You are here:Home/Research/ Library and Archives/ Institutional Archives/ Collections/ Historical Papers/ André Grabar Papers

André Grabar Papers

Dumbarton Oaks Research Library and Collection, Dumbarton Oaks Archives, Washington, D.C.


Repository: Dumbarton Oaks Archives, Washington, D.C.

Call Number: Byzantine Studies/André Grabar Papers

Location: Archives 058, Byzantine Studies Vertical Files

Name of Creator(s): André Grabar

Title:  André Grabar Papers

Inclusive Date:  1952, 1991

Language(s):  English

Quantity: 1 series housed in 1 folder



Acquisition Information: These papers came to the Dumbarton Oaks Archives in 1999.

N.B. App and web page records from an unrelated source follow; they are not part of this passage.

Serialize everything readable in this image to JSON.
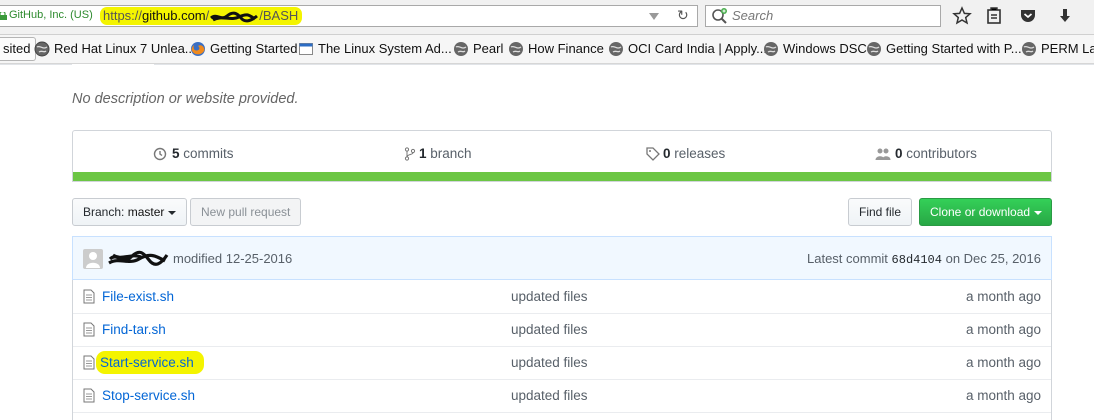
{
  "browser": {
    "identity": "GitHub, Inc. (US)",
    "url_proto": "https://",
    "url_host": "github.com",
    "url_slash": "/",
    "url_path": "/BASH",
    "search_placeholder": "Search",
    "toolbar_icons": [
      "star-icon",
      "reading-list-icon",
      "pocket-icon",
      "download-icon"
    ]
  },
  "bookmarks": {
    "first": "sited",
    "items": [
      {
        "label": "Red Hat Linux 7 Unlea...",
        "icon": "globe-icon"
      },
      {
        "label": "Getting Started",
        "icon": "firefox-icon"
      },
      {
        "label": "The Linux System Ad...",
        "icon": "page-icon"
      },
      {
        "label": "Pearl",
        "icon": "globe-icon"
      },
      {
        "label": "How Finance",
        "icon": "globe-icon"
      },
      {
        "label": "OCI Card India | Apply...",
        "icon": "globe-icon"
      },
      {
        "label": "Windows DSC",
        "icon": "globe-icon"
      },
      {
        "label": "Getting Started with P...",
        "icon": "globe-icon"
      },
      {
        "label": "PERM Lab",
        "icon": "globe-icon"
      }
    ]
  },
  "repo": {
    "description": "No description or website provided.",
    "stats": {
      "commits_count": "5",
      "commits_label": "commits",
      "branch_count": "1",
      "branch_label": "branch",
      "releases_count": "0",
      "releases_label": "releases",
      "contributors_count": "0",
      "contributors_label": "contributors"
    },
    "language_color": "#6cc644",
    "branch_prefix": "Branch:",
    "branch_name": "master",
    "new_pull_request": "New pull request",
    "find_file": "Find file",
    "clone_download": "Clone or download",
    "latest_commit": {
      "message": "modified 12-25-2016",
      "label": "Latest commit",
      "sha": "68d4104",
      "date": "on Dec 25, 2016"
    },
    "files": [
      {
        "name": "File-exist.sh",
        "message": "updated files",
        "age": "a month ago"
      },
      {
        "name": "Find-tar.sh",
        "message": "updated files",
        "age": "a month ago"
      },
      {
        "name": "Start-service.sh",
        "message": "updated files",
        "age": "a month ago"
      },
      {
        "name": "Stop-service.sh",
        "message": "updated files",
        "age": "a month ago"
      }
    ]
  },
  "colors": {
    "highlight": "#f4f400",
    "link": "#0366d6",
    "green_button": "#28a745",
    "identity_green": "#2d8a2d"
  }
}
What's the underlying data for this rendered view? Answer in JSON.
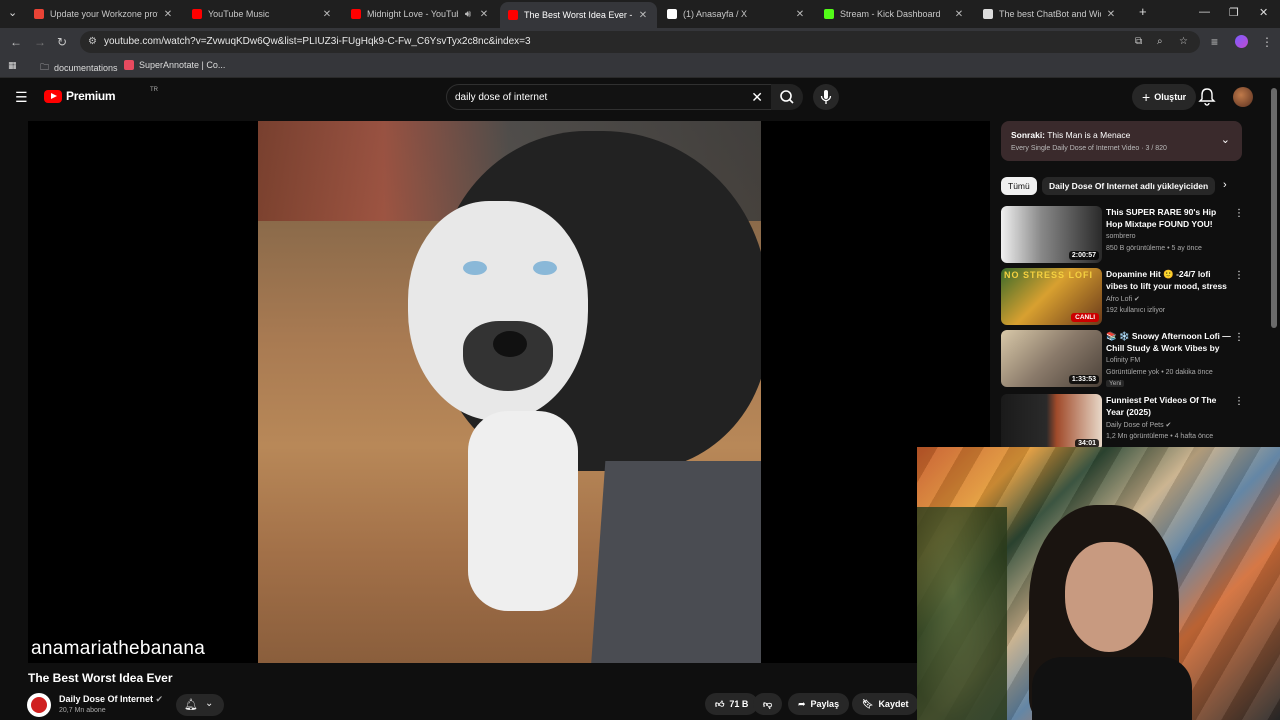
{
  "browser": {
    "tabs": [
      {
        "title": "Update your Workzone profile",
        "favicon_color": "#ea4335",
        "active": false
      },
      {
        "title": "YouTube Music",
        "favicon_color": "#ff0000",
        "active": false
      },
      {
        "title": "Midnight Love - YouTube",
        "favicon_color": "#ff0000",
        "active": false,
        "audio": true
      },
      {
        "title": "The Best Worst Idea Ever - You",
        "favicon_color": "#ff0000",
        "active": true
      },
      {
        "title": "(1) Anasayfa / X",
        "favicon_color": "#ffffff",
        "active": false
      },
      {
        "title": "Stream - Kick Dashboard",
        "favicon_color": "#53fc18",
        "active": false
      },
      {
        "title": "The best ChatBot and Widgets",
        "favicon_color": "#dddddd",
        "active": false
      }
    ],
    "url": "youtube.com/watch?v=ZvwuqKDw6Qw&list=PLIUZ3i-FUgHqk9-C-Fw_C6YsvTyx2c8nc&index=3",
    "bookmarks": [
      {
        "label": "documentations",
        "icon": "folder-icon"
      },
      {
        "label": "SuperAnnotate | Co...",
        "icon": "superannotate-icon"
      }
    ]
  },
  "youtube": {
    "logo_text": "Premium",
    "logo_region": "TR",
    "search_value": "daily dose of internet",
    "create_label": "Oluştur",
    "video": {
      "watermark": "anamariathebanana",
      "title": "The Best Worst Idea Ever",
      "channel": "Daily Dose Of Internet",
      "subscribers": "20,7 Mn abone",
      "likes": "71 B",
      "share_label": "Paylaş",
      "save_label": "Kaydet"
    },
    "up_next": {
      "prefix": "Sonraki:",
      "title": "This Man is a Menace",
      "subtitle": "Every Single Daily Dose of Internet Video · 3 / 820"
    },
    "chips": {
      "all": "Tümü",
      "channel": "Daily Dose Of Internet adlı yükleyiciden"
    },
    "recommendations": [
      {
        "title": "This SUPER RARE 90's Hip Hop Mixtape FOUND YOU!",
        "channel": "sombrero",
        "meta": "850 B görüntüleme • 5 ay önce",
        "duration": "2:00:57"
      },
      {
        "title": "Dopamine Hit 🙂 -24/7 lofi vibes to lift your mood, stress ...",
        "channel": "Afro Lofi",
        "meta": "192 kullanıcı izliyor",
        "live": "CANLI"
      },
      {
        "title": "📚 ❄️ Snowy Afternoon Lofi — Chill Study & Work Vibes by th...",
        "channel": "Lofinity FM",
        "meta": "Görüntüleme yok • 20 dakika önce",
        "badge": "Yeni",
        "duration": "1:33:53"
      },
      {
        "title": "Funniest Pet Videos Of The Year (2025)",
        "channel": "Daily Dose of Pets",
        "meta": "1,2 Mn görüntüleme • 4 hafta önce",
        "duration": "34:01"
      }
    ]
  }
}
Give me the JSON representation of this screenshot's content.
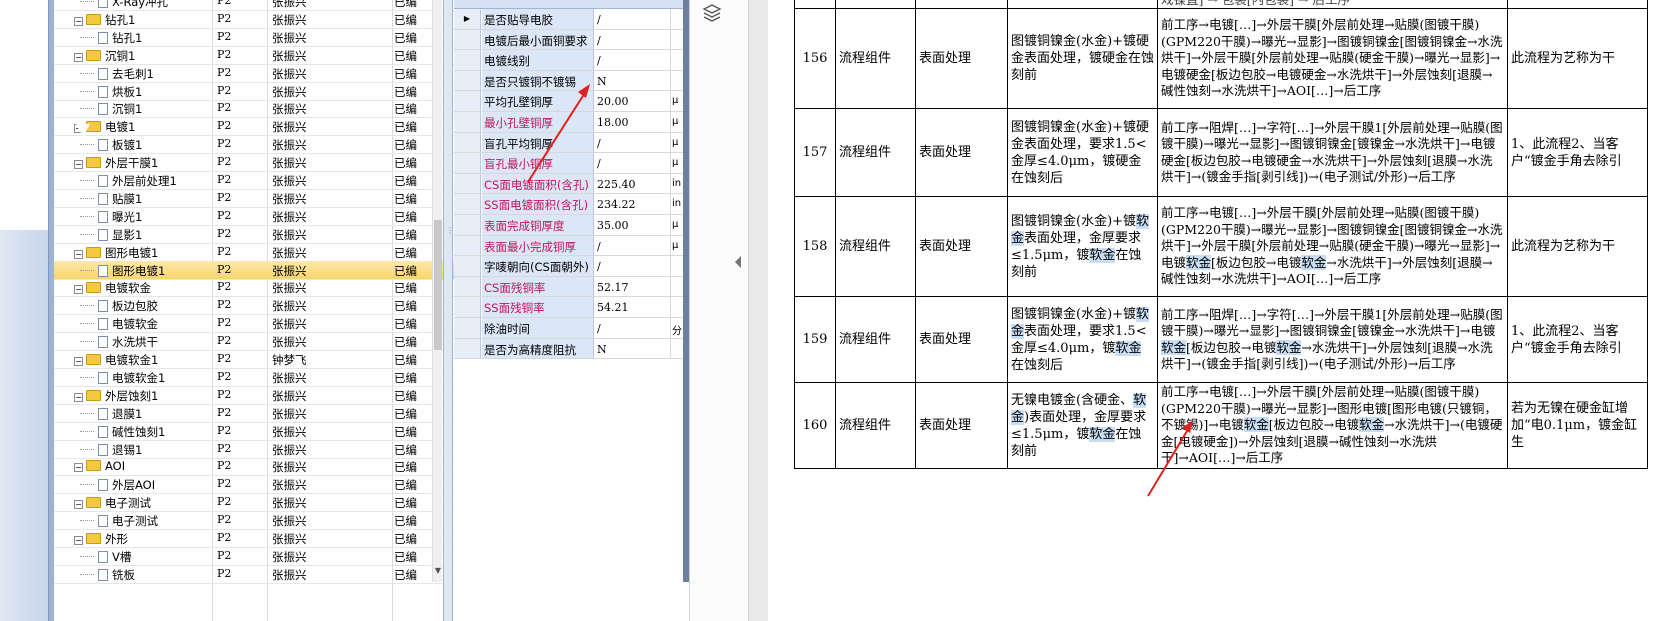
{
  "tree": {
    "rows": [
      {
        "name": "X-Ray冲孔",
        "p": "P2",
        "user": "张振兴",
        "status": "已编",
        "level": 2,
        "icon": "doc-icon"
      },
      {
        "name": "钻孔1",
        "p": "P2",
        "user": "张振兴",
        "status": "已编",
        "level": 1,
        "icon": "folder-icon"
      },
      {
        "name": "钻孔1",
        "p": "P2",
        "user": "张振兴",
        "status": "已编",
        "level": 2,
        "icon": "doc-icon"
      },
      {
        "name": "沉铜1",
        "p": "P2",
        "user": "张振兴",
        "status": "已编",
        "level": 1,
        "icon": "folder-icon"
      },
      {
        "name": "去毛刺1",
        "p": "P2",
        "user": "张振兴",
        "status": "已编",
        "level": 2,
        "icon": "doc-icon"
      },
      {
        "name": "烘板1",
        "p": "P2",
        "user": "张振兴",
        "status": "已编",
        "level": 2,
        "icon": "doc-icon"
      },
      {
        "name": "沉铜1",
        "p": "P2",
        "user": "张振兴",
        "status": "已编",
        "level": 2,
        "icon": "doc-icon"
      },
      {
        "name": "电镀1",
        "p": "P2",
        "user": "张振兴",
        "status": "已编",
        "level": 1,
        "icon": "folder-icon"
      },
      {
        "name": "板镀1",
        "p": "P2",
        "user": "张振兴",
        "status": "已编",
        "level": 2,
        "icon": "doc-icon"
      },
      {
        "name": "外层干膜1",
        "p": "P2",
        "user": "张振兴",
        "status": "已编",
        "level": 1,
        "icon": "folder-icon"
      },
      {
        "name": "外层前处理1",
        "p": "P2",
        "user": "张振兴",
        "status": "已编",
        "level": 2,
        "icon": "doc-icon"
      },
      {
        "name": "贴膜1",
        "p": "P2",
        "user": "张振兴",
        "status": "已编",
        "level": 2,
        "icon": "doc-icon"
      },
      {
        "name": "曝光1",
        "p": "P2",
        "user": "张振兴",
        "status": "已编",
        "level": 2,
        "icon": "doc-icon"
      },
      {
        "name": "显影1",
        "p": "P2",
        "user": "张振兴",
        "status": "已编",
        "level": 2,
        "icon": "doc-icon"
      },
      {
        "name": "图形电镀1",
        "p": "P2",
        "user": "张振兴",
        "status": "已编",
        "level": 1,
        "icon": "folder-icon"
      },
      {
        "name": "图形电镀1",
        "p": "P2",
        "user": "张振兴",
        "status": "已编",
        "level": 2,
        "icon": "doc-icon",
        "selected": true
      },
      {
        "name": "电镀软金",
        "p": "P2",
        "user": "张振兴",
        "status": "已编",
        "level": 1,
        "icon": "folder-icon"
      },
      {
        "name": "板边包胶",
        "p": "P2",
        "user": "张振兴",
        "status": "已编",
        "level": 2,
        "icon": "doc-icon"
      },
      {
        "name": "电镀软金",
        "p": "P2",
        "user": "张振兴",
        "status": "已编",
        "level": 2,
        "icon": "doc-icon"
      },
      {
        "name": "水洗烘干",
        "p": "P2",
        "user": "张振兴",
        "status": "已编",
        "level": 2,
        "icon": "doc-icon"
      },
      {
        "name": "电镀软金1",
        "p": "P2",
        "user": "钟梦飞",
        "status": "已编",
        "level": 1,
        "icon": "folder-icon"
      },
      {
        "name": "电镀软金1",
        "p": "P2",
        "user": "张振兴",
        "status": "已编",
        "level": 2,
        "icon": "doc-icon"
      },
      {
        "name": "外层蚀刻1",
        "p": "P2",
        "user": "张振兴",
        "status": "已编",
        "level": 1,
        "icon": "folder-icon"
      },
      {
        "name": "退膜1",
        "p": "P2",
        "user": "张振兴",
        "status": "已编",
        "level": 2,
        "icon": "doc-icon"
      },
      {
        "name": "碱性蚀刻1",
        "p": "P2",
        "user": "张振兴",
        "status": "已编",
        "level": 2,
        "icon": "doc-icon"
      },
      {
        "name": "退锡1",
        "p": "P2",
        "user": "张振兴",
        "status": "已编",
        "level": 2,
        "icon": "doc-icon"
      },
      {
        "name": "AOI",
        "p": "P2",
        "user": "张振兴",
        "status": "已编",
        "level": 1,
        "icon": "folder-icon"
      },
      {
        "name": "外层AOI",
        "p": "P2",
        "user": "张振兴",
        "status": "已编",
        "level": 2,
        "icon": "doc-icon"
      },
      {
        "name": "电子测试",
        "p": "P2",
        "user": "张振兴",
        "status": "已编",
        "level": 1,
        "icon": "folder-icon"
      },
      {
        "name": "电子测试",
        "p": "P2",
        "user": "张振兴",
        "status": "已编",
        "level": 2,
        "icon": "doc-icon"
      },
      {
        "name": "外形",
        "p": "P2",
        "user": "张振兴",
        "status": "已编",
        "level": 1,
        "icon": "folder-icon"
      },
      {
        "name": "V槽",
        "p": "P2",
        "user": "张振兴",
        "status": "已编",
        "level": 2,
        "icon": "doc-icon"
      },
      {
        "name": "铣板",
        "p": "P2",
        "user": "张振兴",
        "status": "已编",
        "level": 2,
        "icon": "doc-icon"
      }
    ]
  },
  "props": {
    "rows": [
      {
        "label": "是否贴导电胶",
        "value": "/",
        "unit": "",
        "red": false,
        "current": true
      },
      {
        "label": "电镀后最小面铜要求",
        "value": "/",
        "unit": "",
        "red": false
      },
      {
        "label": "电镀线别",
        "value": "/",
        "unit": "",
        "red": false
      },
      {
        "label": "是否只镀铜不镀锡",
        "value": "N",
        "unit": "",
        "red": false
      },
      {
        "label": "平均孔壁铜厚",
        "value": "20.00",
        "unit": "μ",
        "red": false
      },
      {
        "label": "最小孔壁铜厚",
        "value": "18.00",
        "unit": "μ",
        "red": true
      },
      {
        "label": "盲孔平均铜厚",
        "value": "/",
        "unit": "μ",
        "red": false
      },
      {
        "label": "盲孔最小铜厚",
        "value": "/",
        "unit": "μ",
        "red": true
      },
      {
        "label": "CS面电镀面积(含孔)",
        "value": "225.40",
        "unit": "in",
        "red": true
      },
      {
        "label": "SS面电镀面积(含孔)",
        "value": "234.22",
        "unit": "in",
        "red": true
      },
      {
        "label": "表面完成铜厚度",
        "value": "35.00",
        "unit": "μ",
        "red": true
      },
      {
        "label": "表面最小完成铜厚",
        "value": "/",
        "unit": "μ",
        "red": true
      },
      {
        "label": "字唛朝向(CS面朝外)",
        "value": "/",
        "unit": "",
        "red": false
      },
      {
        "label": "CS面残铜率",
        "value": "52.17",
        "unit": "",
        "red": true
      },
      {
        "label": "SS面残铜率",
        "value": "54.21",
        "unit": "",
        "red": true
      },
      {
        "label": "除油时间",
        "value": "/",
        "unit": "分",
        "red": false
      },
      {
        "label": "是否为高精度阻抗",
        "value": "N",
        "unit": "",
        "red": false
      }
    ]
  },
  "doc": {
    "top_partial": "戏镍直] → 包装[内包装] → 后工序",
    "rows": [
      {
        "no": "156",
        "type": "流程组件",
        "category": "表面处理",
        "requirement": "图镀铜镍金(水金)+镀硬金表面处理，镀硬金在蚀刻前",
        "flow": "前工序→电镀[…]→外层干膜[外层前处理→贴膜(图镀干膜)(GPM220干膜)→曝光→显影]→图镀铜镍金[图镀铜镍金→水洗烘干]→外层干膜[外层前处理→贴膜(硬金干膜)→曝光→显影]→电镀硬金[板边包胶→电镀硬金→水洗烘干]→外层蚀刻[退膜→碱性蚀刻→水洗烘干]→AOI[…]→后工序",
        "note": "此流程为艺称为干"
      },
      {
        "no": "157",
        "type": "流程组件",
        "category": "表面处理",
        "requirement": "图镀铜镍金(水金)+镀硬金表面处理，要求1.5<金厚≤4.0μm，镀硬金在蚀刻后",
        "flow": "前工序→阻焊[…]→字符[…]→外层干膜1[外层前处理→贴膜(图镀干膜)→曝光→显影]→图镀铜镍金[镀镍金→水洗烘干]→电镀硬金[板边包胶→电镀硬金→水洗烘干]→外层蚀刻[退膜→水洗烘干]→(镀金手指[剥引线])→(电子测试/外形)→后工序",
        "note": "1、此流程2、当客户“镀金手角去除引"
      },
      {
        "no": "158",
        "type": "流程组件",
        "category": "表面处理",
        "requirement": "图镀铜镍金(水金)+镀软金表面处理，金厚要求≤1.5μm，镀软金在蚀刻前",
        "flow": "前工序→电镀[…]→外层干膜[外层前处理→贴膜(图镀干膜)(GPM220干膜)→曝光→显影]→图镀铜镍金[图镀铜镍金→水洗烘干]→外层干膜[外层前处理→贴膜(硬金干膜)→曝光→显影]→电镀软金[板边包胶→电镀软金→水洗烘干]→外层蚀刻[退膜→碱性蚀刻→水洗烘干]→AOI[…]→后工序",
        "note": "此流程为艺称为干"
      },
      {
        "no": "159",
        "type": "流程组件",
        "category": "表面处理",
        "requirement": "图镀铜镍金(水金)+镀软金表面处理，要求1.5<金厚≤4.0μm，镀软金在蚀刻后",
        "flow": "前工序→阻焊[…]→字符[…]→外层干膜1[外层前处理→贴膜(图镀干膜)→曝光→显影]→图镀铜镍金[镀镍金→水洗烘干]→电镀软金[板边包胶→电镀软金→水洗烘干]→外层蚀刻[退膜→水洗烘干]→(镀金手指[剥引线])→(电子测试/外形)→后工序",
        "note": "1、此流程2、当客户“镀金手角去除引"
      },
      {
        "no": "160",
        "type": "流程组件",
        "category": "表面处理",
        "requirement": "无镍电镀金(含硬金、软金)表面处理，金厚要求≤1.5μm，镀软金在蚀刻前",
        "flow": "前工序→电镀[…]→外层干膜[外层前处理→贴膜(图镀干膜)(GPM220干膜)→曝光→显影]→图形电镀[图形电镀(只镀铜，不镀锡)]→电镀软金[板边包胶→电镀软金→水洗烘干]→(电镀硬金[电镀硬金])→外层蚀刻[退膜→碱性蚀刻→水洗烘干]→AOI[…]→后工序",
        "note": "若为无镍在硬金缸增加“电0.1μm，镀金缸生"
      }
    ]
  },
  "colors": {
    "selection": "#f8d46c",
    "label_red": "#c0185a",
    "highlight": "#c7ddf3",
    "arrow": "#e02020"
  }
}
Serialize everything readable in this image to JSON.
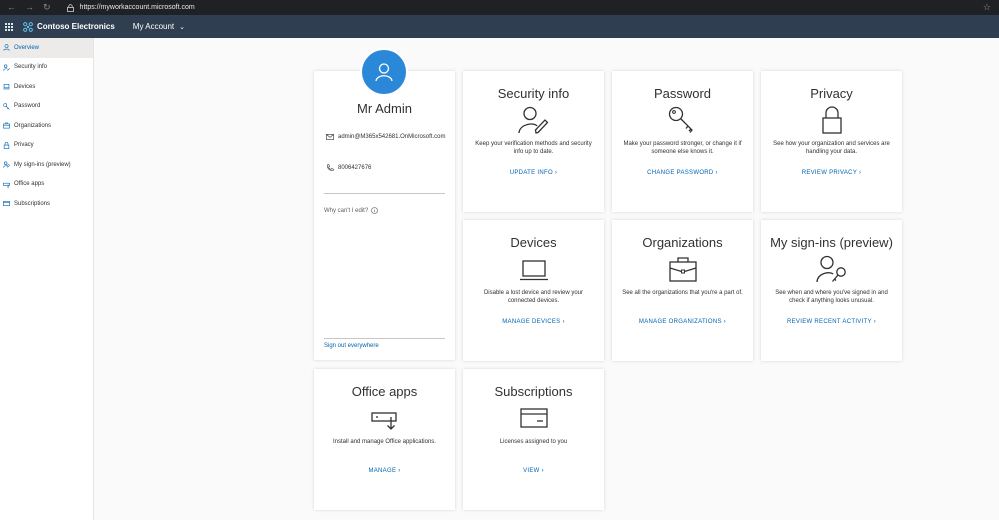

Processing Information: These papers were inventories by James N. Carder in 1999 and processed by Mary Ferranti in 2013.

Terms of Use and Access: These papers can be used for research and publication purposes.

Physical Access: An appointment is required for access to these papers. For appointment and queries, fill out the online form.

Preferred Citation: André Grabar Papers, Dumbarton Oaks Archives. Courtesy of Dumbarton Oaks Research Library and Collection, Washington, D.C.



André Grabar (1896–1990) was a Ukrainian-born medieval and Byzantine art historian who spent much of his career in France and the United States. Grabar is known as one of the pioneers of the study of Byzantine art in the twentieth century. He studied in Kiev, St. Petersburg, and Odessa before leaving Russia for Sofia, Bulgaria (1919–1922) and then Strasbourg, where he received his doctorate in 1928 and taught art history until 1937. Grabar was professor of Byzantine archaeology at the École Pratique des Hautes Études and at the Collège de France. In 1947, he was appointed a Visiting Scholar in the spring term at Dumbarton Oaks. Subsequently, he was Henri Focillon Scholar (1948–1949), Professor of Byzantine Art and Archaeology (1949–1954), and Visiting Scholar (spring term 1958 and 1959–1960). He was an Honorary Associate of Byzantine Studies between 1965 and 1980. In 1961, Grabar gave the A. W. Mellon Lectures in the Fine Arts at the National Gallery of Art, Washington, D.C. He died in Paris on October 3, 1990.



The André Grabar Papers contain a 1952 research proposal typescript, a copies of two obituaries.



Series 1: André Grabar Papers and Miscellaneous

Research proposal (9 typescript pages) written to Dumbarton Oaks concerning the spread of Byzantine art in the West (1952).


Photocopy:  Maguire, Henry.  “André Grabar, 1896–1990,” Dumbarton Oaks Papers 45 (Washington, D.C., 1991): xii–xv.

Copy: Gilbert Dagron, “André Grabar, 26 juillet 1896 – 3 octobre 1990,” Collège de France.